* [Work item]:
In full and word for word, give the records again.

[Dataset rows describing interfaces]
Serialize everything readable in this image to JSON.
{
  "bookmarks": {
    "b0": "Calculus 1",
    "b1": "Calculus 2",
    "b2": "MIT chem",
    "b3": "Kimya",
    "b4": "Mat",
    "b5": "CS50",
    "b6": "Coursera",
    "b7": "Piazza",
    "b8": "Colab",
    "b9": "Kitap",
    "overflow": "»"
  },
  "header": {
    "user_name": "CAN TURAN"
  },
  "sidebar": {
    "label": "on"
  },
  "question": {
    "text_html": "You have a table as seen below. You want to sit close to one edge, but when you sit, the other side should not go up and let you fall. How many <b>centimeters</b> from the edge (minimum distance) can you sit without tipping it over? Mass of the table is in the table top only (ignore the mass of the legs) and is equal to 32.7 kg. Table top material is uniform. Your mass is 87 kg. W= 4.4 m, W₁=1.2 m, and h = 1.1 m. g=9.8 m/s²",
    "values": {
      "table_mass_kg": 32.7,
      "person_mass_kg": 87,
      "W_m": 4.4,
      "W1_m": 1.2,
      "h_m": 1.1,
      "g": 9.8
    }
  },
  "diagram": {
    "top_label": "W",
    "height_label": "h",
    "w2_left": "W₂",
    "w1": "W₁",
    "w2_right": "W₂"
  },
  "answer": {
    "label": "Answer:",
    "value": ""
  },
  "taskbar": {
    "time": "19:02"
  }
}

* [Written solution]:
Serialize everything readable in this image to JSON.
{
  "bookmarks": {
    "b0": "Calculus 1",
    "b1": "Calculus 2",
    "b2": "MIT chem",
    "b3": "Kimya",
    "b4": "Mat",
    "b5": "CS50",
    "b6": "Coursera",
    "b7": "Piazza",
    "b8": "Colab",
    "b9": "Kitap",
    "overflow": "»"
  },
  "header": {
    "user_name": "CAN TURAN"
  },
  "sidebar": {
    "label": "on"
  },
  "question": {
    "text_html": "You have a table as seen below. You want to sit close to one edge, but when you sit, the other side should not go up and let you fall. How many <b>centimeters</b> from the edge (minimum distance) can you sit without tipping it over? Mass of the table is in the table top only (ignore the mass of the legs) and is equal to 32.7 kg. Table top material is uniform. Your mass is 87 kg. W= 4.4 m, W₁=1.2 m, and h = 1.1 m. g=9.8 m/s²",
    "values": {
      "table_mass_kg": 32.7,
      "person_mass_kg": 87,
      "W_m": 4.4,
      "W1_m": 1.2,
      "h_m": 1.1,
      "g": 9.8
    }
  },
  "diagram": {
    "top_label": "W",
    "height_label": "h",
    "w2_left": "W₂",
    "w1": "W₁",
    "w2_right": "W₂"
  },
  "answer": {
    "label": "Answer:",
    "value": ""
  },
  "taskbar": {
    "time": "19:02"
  }
}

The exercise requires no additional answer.